Off-campus classes unfair to students

We support professors’ right to stand in solidarity with striking workers but, while there are many acceptable ways of doing so, we do not believe holding class off campus is an appropriate method of expressing that solidarity.

This is a deeply philosophical issue, and as such, we do not take it lightly. We expect healthy academic debate about the strike. However, forcing students to incur the extra costs of attending classes off campus is unacceptable and turns the classroom into a battleground for striking clerical workers.

Across the University, 161 classes with more than 4,000 students are being held off campus, according to the union Web site www.uworkers.org. Professors have said they plan to hold classes off campus because they want to support striking clerical workers.

Our problems with this stem from three fundamental realities.

First, students have already borne the brunt of a huge state budget cut and witnessed tuition rates skyrocket 15 percent. Generally, the economic health of students is in no way improving. Thus, students should not be expected to entertain the whims of labor-minded professors who force them to bear the costs of transporting themselves off campus to various locations.

Second, while professors disdain the notion that students are their employers by right of the huge sums of money we pay for their services, that is the truth. We have every right to expect a high-quality education in on campus University facilities.

Third, many students schedule classes with a bare minimum of between-class transit time. A change to the class’s location can be hugely disruptive, not to mention costly.

How, then, can so many professors justify holding class off campus? Do students owe the strikers anything? No. The University is asking clerical workers to foot their share of the budget cuts; students have already done so.

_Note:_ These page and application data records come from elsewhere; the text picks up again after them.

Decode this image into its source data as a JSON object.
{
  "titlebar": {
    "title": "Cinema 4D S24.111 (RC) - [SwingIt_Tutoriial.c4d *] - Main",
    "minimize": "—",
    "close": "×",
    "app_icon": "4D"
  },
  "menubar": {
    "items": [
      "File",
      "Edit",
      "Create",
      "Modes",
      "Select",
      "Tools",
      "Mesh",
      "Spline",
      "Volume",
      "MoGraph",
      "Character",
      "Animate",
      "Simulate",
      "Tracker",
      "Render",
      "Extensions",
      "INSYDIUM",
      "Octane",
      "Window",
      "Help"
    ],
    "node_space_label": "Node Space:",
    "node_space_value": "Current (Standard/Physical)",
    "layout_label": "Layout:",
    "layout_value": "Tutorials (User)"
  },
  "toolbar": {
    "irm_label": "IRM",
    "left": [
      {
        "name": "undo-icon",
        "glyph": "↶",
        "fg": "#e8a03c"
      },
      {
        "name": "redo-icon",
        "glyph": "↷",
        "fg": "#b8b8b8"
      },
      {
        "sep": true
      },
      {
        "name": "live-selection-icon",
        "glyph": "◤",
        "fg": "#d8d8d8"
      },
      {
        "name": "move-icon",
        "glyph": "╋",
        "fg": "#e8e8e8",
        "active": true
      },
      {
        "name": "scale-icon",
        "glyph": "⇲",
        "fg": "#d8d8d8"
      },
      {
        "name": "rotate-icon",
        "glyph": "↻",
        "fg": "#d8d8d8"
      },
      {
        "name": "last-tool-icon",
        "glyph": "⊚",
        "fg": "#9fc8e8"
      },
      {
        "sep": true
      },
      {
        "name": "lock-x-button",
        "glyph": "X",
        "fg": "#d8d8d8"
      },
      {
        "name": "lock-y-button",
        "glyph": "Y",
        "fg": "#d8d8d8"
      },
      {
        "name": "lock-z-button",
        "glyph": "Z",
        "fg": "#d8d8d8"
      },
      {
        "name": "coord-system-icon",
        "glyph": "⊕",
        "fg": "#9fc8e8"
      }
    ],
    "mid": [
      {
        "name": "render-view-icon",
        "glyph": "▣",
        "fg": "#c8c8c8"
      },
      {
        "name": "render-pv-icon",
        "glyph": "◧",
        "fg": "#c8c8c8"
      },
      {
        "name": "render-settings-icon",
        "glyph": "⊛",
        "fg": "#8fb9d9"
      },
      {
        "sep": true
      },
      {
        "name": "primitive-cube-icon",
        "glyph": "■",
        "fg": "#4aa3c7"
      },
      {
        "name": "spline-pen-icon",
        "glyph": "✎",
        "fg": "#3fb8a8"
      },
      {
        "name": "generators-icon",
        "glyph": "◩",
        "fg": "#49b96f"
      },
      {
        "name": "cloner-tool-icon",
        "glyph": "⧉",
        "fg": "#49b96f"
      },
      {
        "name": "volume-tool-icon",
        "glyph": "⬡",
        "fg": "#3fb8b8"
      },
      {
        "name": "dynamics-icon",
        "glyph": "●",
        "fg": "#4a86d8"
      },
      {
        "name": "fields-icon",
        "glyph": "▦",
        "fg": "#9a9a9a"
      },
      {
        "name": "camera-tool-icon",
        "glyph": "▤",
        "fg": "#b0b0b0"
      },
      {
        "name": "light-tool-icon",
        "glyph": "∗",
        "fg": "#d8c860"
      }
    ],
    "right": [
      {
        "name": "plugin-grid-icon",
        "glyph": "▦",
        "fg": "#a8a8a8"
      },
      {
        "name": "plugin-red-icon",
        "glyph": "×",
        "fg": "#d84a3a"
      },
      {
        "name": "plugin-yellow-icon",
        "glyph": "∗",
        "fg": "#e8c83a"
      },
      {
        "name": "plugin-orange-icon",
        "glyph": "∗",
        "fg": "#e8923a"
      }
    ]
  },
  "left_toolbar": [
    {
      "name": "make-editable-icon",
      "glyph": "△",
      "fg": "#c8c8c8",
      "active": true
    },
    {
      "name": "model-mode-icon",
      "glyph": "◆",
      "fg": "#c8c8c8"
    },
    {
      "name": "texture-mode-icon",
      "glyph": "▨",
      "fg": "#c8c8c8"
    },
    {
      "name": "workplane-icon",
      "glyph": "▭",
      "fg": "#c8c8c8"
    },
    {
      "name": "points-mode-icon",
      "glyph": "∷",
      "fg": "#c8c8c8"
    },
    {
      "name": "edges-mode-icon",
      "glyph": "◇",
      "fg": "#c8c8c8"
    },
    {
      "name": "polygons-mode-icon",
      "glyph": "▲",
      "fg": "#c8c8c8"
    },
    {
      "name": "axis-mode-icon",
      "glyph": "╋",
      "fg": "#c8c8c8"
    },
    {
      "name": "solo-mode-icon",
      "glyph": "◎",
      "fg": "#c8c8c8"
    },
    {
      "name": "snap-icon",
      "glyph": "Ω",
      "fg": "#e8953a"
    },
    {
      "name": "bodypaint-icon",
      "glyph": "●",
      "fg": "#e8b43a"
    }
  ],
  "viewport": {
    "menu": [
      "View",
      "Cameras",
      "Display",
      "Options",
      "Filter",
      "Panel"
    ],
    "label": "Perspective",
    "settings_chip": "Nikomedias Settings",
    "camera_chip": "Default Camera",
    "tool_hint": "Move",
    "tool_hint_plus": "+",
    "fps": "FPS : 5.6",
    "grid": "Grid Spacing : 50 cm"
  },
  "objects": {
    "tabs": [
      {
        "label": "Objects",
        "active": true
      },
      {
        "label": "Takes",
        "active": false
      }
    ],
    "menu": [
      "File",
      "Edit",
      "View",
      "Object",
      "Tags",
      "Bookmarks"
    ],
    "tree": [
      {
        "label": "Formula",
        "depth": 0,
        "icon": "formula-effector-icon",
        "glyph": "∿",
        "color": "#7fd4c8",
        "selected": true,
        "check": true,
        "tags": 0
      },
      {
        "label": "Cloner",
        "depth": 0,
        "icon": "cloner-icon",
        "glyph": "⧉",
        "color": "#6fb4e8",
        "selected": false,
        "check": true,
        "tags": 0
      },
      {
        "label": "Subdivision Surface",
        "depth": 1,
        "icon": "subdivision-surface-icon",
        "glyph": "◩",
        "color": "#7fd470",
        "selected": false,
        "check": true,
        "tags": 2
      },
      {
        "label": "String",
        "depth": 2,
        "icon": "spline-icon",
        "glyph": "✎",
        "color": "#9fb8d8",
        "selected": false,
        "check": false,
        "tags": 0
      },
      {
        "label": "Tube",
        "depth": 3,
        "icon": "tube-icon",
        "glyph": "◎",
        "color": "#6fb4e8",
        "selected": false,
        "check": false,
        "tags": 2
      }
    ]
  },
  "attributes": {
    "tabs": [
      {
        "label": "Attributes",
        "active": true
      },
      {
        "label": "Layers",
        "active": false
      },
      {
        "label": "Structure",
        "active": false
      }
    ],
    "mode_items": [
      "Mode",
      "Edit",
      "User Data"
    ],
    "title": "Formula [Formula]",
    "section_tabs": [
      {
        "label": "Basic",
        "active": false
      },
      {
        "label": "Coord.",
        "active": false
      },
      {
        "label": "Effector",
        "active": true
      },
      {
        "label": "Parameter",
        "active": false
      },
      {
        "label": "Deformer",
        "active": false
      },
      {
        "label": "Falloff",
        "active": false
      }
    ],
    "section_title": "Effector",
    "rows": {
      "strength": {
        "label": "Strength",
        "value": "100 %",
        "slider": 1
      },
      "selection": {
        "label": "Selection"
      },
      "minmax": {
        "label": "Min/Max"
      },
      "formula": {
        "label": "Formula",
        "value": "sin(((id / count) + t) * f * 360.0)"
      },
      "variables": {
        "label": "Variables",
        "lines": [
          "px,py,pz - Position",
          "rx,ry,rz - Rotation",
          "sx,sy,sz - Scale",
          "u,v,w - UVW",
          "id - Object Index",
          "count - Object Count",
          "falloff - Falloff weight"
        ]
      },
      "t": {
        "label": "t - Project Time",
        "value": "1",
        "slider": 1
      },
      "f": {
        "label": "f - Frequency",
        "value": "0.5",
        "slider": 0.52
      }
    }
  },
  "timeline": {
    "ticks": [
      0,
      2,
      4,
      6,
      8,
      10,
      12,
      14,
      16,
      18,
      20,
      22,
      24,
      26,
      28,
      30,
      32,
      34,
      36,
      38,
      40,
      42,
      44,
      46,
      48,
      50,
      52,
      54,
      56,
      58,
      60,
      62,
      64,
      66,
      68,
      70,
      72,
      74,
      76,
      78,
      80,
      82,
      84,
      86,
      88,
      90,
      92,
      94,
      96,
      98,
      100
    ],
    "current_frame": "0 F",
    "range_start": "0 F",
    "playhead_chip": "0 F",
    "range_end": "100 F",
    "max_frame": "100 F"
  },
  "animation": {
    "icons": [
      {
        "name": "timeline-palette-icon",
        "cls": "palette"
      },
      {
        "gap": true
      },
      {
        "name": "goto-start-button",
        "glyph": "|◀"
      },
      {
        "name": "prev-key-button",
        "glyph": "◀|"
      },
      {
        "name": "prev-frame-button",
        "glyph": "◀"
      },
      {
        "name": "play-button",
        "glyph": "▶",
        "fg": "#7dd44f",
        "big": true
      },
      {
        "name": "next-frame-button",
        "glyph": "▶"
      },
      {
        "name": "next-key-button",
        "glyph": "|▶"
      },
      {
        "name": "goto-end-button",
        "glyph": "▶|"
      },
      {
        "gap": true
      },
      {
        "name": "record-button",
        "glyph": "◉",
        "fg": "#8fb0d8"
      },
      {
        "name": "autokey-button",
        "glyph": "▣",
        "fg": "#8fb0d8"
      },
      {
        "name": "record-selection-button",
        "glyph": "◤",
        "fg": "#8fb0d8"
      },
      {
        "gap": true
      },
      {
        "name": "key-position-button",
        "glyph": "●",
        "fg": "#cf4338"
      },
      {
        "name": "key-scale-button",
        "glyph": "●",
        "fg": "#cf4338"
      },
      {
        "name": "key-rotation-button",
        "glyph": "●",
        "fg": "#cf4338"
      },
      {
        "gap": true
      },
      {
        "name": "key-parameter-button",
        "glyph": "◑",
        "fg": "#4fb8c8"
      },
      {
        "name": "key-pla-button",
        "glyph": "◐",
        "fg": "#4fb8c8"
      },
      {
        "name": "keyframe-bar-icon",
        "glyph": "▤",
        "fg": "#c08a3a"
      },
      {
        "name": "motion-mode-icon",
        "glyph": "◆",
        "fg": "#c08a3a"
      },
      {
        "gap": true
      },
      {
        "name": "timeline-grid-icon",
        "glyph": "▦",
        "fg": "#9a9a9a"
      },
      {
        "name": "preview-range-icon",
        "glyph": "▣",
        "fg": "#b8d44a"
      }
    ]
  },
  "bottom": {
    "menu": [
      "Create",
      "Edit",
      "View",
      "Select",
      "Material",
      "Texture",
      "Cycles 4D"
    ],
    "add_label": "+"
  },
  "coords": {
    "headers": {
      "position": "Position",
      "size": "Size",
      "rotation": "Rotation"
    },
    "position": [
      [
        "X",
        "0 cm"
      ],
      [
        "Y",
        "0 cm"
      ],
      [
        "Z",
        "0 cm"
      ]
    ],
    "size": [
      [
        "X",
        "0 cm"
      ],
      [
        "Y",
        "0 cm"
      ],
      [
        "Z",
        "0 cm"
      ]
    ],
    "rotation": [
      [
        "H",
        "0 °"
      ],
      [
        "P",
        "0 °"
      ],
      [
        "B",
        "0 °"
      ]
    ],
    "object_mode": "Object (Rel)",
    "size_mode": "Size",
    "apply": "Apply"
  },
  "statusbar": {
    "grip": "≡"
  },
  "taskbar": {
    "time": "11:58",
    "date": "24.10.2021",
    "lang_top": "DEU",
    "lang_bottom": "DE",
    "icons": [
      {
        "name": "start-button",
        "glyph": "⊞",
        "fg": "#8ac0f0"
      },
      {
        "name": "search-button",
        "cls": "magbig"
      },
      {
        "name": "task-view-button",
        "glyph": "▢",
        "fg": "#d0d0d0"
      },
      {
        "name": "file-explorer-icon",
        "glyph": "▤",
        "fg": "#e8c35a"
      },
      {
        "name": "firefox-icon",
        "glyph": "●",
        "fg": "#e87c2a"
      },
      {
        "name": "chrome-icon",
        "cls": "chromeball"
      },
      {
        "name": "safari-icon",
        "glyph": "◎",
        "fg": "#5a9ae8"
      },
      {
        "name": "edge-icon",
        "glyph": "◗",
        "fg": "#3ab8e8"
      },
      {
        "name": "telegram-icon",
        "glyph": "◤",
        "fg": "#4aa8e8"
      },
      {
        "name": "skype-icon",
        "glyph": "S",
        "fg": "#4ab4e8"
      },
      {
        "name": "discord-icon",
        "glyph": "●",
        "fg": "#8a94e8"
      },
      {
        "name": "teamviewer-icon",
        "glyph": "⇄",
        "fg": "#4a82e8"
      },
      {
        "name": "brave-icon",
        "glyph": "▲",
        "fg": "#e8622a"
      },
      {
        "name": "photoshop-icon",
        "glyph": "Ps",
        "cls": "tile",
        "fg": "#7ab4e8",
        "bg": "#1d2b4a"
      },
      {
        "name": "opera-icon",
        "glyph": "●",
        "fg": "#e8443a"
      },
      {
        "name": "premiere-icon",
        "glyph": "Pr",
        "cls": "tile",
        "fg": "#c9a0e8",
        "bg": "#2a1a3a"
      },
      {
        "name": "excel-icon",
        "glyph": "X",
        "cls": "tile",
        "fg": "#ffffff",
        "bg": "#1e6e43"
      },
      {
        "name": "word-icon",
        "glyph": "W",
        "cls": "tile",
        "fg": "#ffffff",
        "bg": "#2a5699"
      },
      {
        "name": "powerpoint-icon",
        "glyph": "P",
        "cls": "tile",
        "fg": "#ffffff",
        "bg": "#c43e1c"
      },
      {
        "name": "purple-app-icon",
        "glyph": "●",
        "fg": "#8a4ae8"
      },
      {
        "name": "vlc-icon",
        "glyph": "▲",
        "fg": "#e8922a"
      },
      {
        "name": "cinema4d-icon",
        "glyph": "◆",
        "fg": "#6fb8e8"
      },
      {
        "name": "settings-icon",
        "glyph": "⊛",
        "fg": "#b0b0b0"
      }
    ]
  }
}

University President Bob Bruininks told The Minnesota Daily that off-campus classes are indeed unfair to students. We agree, and professors should recognize this reality as well.